--- The input Enclosed Below ---

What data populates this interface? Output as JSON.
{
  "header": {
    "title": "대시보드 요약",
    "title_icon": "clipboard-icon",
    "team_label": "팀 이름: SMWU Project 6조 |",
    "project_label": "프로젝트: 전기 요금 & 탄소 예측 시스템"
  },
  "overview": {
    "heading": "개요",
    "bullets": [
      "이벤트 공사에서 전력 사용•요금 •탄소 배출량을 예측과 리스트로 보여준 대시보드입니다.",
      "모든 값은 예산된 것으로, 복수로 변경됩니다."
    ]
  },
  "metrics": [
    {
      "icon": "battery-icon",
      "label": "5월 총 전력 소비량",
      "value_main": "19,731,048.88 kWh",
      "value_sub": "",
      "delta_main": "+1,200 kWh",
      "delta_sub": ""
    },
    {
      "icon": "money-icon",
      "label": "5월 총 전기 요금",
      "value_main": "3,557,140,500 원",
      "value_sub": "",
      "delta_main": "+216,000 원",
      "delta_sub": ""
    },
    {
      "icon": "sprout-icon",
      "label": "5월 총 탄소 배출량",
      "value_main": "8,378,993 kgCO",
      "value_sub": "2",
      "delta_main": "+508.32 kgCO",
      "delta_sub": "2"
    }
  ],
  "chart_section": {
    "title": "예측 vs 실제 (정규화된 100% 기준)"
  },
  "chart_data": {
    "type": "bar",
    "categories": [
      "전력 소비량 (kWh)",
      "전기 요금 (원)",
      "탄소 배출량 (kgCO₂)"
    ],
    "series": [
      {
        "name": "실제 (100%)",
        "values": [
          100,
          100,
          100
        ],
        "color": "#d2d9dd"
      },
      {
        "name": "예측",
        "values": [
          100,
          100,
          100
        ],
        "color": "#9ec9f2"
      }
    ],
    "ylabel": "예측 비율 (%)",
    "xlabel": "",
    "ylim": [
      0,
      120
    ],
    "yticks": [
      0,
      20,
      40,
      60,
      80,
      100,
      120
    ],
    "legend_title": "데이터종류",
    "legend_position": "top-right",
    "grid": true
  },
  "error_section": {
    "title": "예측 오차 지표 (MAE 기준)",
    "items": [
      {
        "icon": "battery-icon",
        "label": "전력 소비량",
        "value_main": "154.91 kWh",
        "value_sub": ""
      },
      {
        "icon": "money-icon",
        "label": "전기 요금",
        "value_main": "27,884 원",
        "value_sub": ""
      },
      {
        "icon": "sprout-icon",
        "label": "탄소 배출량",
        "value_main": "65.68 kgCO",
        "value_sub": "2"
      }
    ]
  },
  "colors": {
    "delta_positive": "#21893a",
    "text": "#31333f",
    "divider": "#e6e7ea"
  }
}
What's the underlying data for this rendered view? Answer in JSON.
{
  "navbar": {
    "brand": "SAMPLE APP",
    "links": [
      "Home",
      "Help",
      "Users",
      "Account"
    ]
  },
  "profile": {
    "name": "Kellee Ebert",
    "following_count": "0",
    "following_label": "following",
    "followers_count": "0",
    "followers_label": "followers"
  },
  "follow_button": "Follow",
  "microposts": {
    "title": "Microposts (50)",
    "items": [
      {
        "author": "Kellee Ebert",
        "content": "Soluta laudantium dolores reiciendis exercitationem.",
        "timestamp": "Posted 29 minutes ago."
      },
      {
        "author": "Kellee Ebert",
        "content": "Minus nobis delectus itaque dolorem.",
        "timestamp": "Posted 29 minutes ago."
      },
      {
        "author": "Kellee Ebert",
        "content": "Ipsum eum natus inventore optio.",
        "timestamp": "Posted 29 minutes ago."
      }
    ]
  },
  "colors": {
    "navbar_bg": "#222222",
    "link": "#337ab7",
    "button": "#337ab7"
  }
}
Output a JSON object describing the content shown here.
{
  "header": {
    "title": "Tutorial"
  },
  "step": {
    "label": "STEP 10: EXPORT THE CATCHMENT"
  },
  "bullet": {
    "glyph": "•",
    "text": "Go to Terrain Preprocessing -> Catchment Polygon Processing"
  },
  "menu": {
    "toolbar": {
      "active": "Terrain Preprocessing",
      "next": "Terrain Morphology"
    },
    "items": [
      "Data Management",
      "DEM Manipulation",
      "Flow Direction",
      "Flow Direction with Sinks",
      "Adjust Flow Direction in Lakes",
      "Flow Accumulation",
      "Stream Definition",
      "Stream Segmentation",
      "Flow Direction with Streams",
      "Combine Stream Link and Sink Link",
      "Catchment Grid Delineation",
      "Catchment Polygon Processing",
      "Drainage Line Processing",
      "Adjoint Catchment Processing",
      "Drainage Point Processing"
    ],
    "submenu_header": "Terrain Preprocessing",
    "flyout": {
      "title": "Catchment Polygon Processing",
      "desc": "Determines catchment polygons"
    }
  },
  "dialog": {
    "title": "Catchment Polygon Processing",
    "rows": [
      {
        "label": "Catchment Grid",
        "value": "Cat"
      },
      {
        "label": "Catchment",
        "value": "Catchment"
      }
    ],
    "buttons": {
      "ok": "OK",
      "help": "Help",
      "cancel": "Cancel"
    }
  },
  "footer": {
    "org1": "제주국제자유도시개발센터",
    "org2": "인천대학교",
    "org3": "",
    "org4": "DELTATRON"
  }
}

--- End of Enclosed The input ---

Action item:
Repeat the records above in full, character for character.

Solution below:
What data populates this interface? Output as JSON.
{
  "header": {
    "title": "대시보드 요약",
    "title_icon": "clipboard-icon",
    "team_label": "팀 이름: SMWU Project 6조 |",
    "project_label": "프로젝트: 전기 요금 & 탄소 예측 시스템"
  },
  "overview": {
    "heading": "개요",
    "bullets": [
      "이벤트 공사에서 전력 사용•요금 •탄소 배출량을 예측과 리스트로 보여준 대시보드입니다.",
      "모든 값은 예산된 것으로, 복수로 변경됩니다."
    ]
  },
  "metrics": [
    {
      "icon": "battery-icon",
      "label": "5월 총 전력 소비량",
      "value_main": "19,731,048.88 kWh",
      "value_sub": "",
      "delta_main": "+1,200 kWh",
      "delta_sub": ""
    },
    {
      "icon": "money-icon",
      "label": "5월 총 전기 요금",
      "value_main": "3,557,140,500 원",
      "value_sub": "",
      "delta_main": "+216,000 원",
      "delta_sub": ""
    },
    {
      "icon": "sprout-icon",
      "label": "5월 총 탄소 배출량",
      "value_main": "8,378,993 kgCO",
      "value_sub": "2",
      "delta_main": "+508.32 kgCO",
      "delta_sub": "2"
    }
  ],
  "chart_section": {
    "title": "예측 vs 실제 (정규화된 100% 기준)"
  },
  "chart_data": {
    "type": "bar",
    "categories": [
      "전력 소비량 (kWh)",
      "전기 요금 (원)",
      "탄소 배출량 (kgCO₂)"
    ],
    "series": [
      {
        "name": "실제 (100%)",
        "values": [
          100,
          100,
          100
        ],
        "color": "#d2d9dd"
      },
      {
        "name": "예측",
        "values": [
          100,
          100,
          100
        ],
        "color": "#9ec9f2"
      }
    ],
    "ylabel": "예측 비율 (%)",
    "xlabel": "",
    "ylim": [
      0,
      120
    ],
    "yticks": [
      0,
      20,
      40,
      60,
      80,
      100,
      120
    ],
    "legend_title": "데이터종류",
    "legend_position": "top-right",
    "grid": true
  },
  "error_section": {
    "title": "예측 오차 지표 (MAE 기준)",
    "items": [
      {
        "icon": "battery-icon",
        "label": "전력 소비량",
        "value_main": "154.91 kWh",
        "value_sub": ""
      },
      {
        "icon": "money-icon",
        "label": "전기 요금",
        "value_main": "27,884 원",
        "value_sub": ""
      },
      {
        "icon": "sprout-icon",
        "label": "탄소 배출량",
        "value_main": "65.68 kgCO",
        "value_sub": "2"
      }
    ]
  },
  "colors": {
    "delta_positive": "#21893a",
    "text": "#31333f",
    "divider": "#e6e7ea"
  }
}
What's the underlying data for this rendered view? Answer in JSON.
{
  "navbar": {
    "brand": "SAMPLE APP",
    "links": [
      "Home",
      "Help",
      "Users",
      "Account"
    ]
  },
  "profile": {
    "name": "Kellee Ebert",
    "following_count": "0",
    "following_label": "following",
    "followers_count": "0",
    "followers_label": "followers"
  },
  "follow_button": "Follow",
  "microposts": {
    "title": "Microposts (50)",
    "items": [
      {
        "author": "Kellee Ebert",
        "content": "Soluta laudantium dolores reiciendis exercitationem.",
        "timestamp": "Posted 29 minutes ago."
      },
      {
        "author": "Kellee Ebert",
        "content": "Minus nobis delectus itaque dolorem.",
        "timestamp": "Posted 29 minutes ago."
      },
      {
        "author": "Kellee Ebert",
        "content": "Ipsum eum natus inventore optio.",
        "timestamp": "Posted 29 minutes ago."
      }
    ]
  },
  "colors": {
    "navbar_bg": "#222222",
    "link": "#337ab7",
    "button": "#337ab7"
  }
}
Output a JSON object describing the content shown here.
{
  "header": {
    "title": "Tutorial"
  },
  "step": {
    "label": "STEP 10: EXPORT THE CATCHMENT"
  },
  "bullet": {
    "glyph": "•",
    "text": "Go to Terrain Preprocessing -> Catchment Polygon Processing"
  },
  "menu": {
    "toolbar": {
      "active": "Terrain Preprocessing",
      "next": "Terrain Morphology"
    },
    "items": [
      "Data Management",
      "DEM Manipulation",
      "Flow Direction",
      "Flow Direction with Sinks",
      "Adjust Flow Direction in Lakes",
      "Flow Accumulation",
      "Stream Definition",
      "Stream Segmentation",
      "Flow Direction with Streams",
      "Combine Stream Link and Sink Link",
      "Catchment Grid Delineation",
      "Catchment Polygon Processing",
      "Drainage Line Processing",
      "Adjoint Catchment Processing",
      "Drainage Point Processing"
    ],
    "submenu_header": "Terrain Preprocessing",
    "flyout": {
      "title": "Catchment Polygon Processing",
      "desc": "Determines catchment polygons"
    }
  },
  "dialog": {
    "title": "Catchment Polygon Processing",
    "rows": [
      {
        "label": "Catchment Grid",
        "value": "Cat"
      },
      {
        "label": "Catchment",
        "value": "Catchment"
      }
    ],
    "buttons": {
      "ok": "OK",
      "help": "Help",
      "cancel": "Cancel"
    }
  },
  "footer": {
    "org1": "제주국제자유도시개발센터",
    "org2": "인천대학교",
    "org3": "",
    "org4": "DELTATRON"
  }
}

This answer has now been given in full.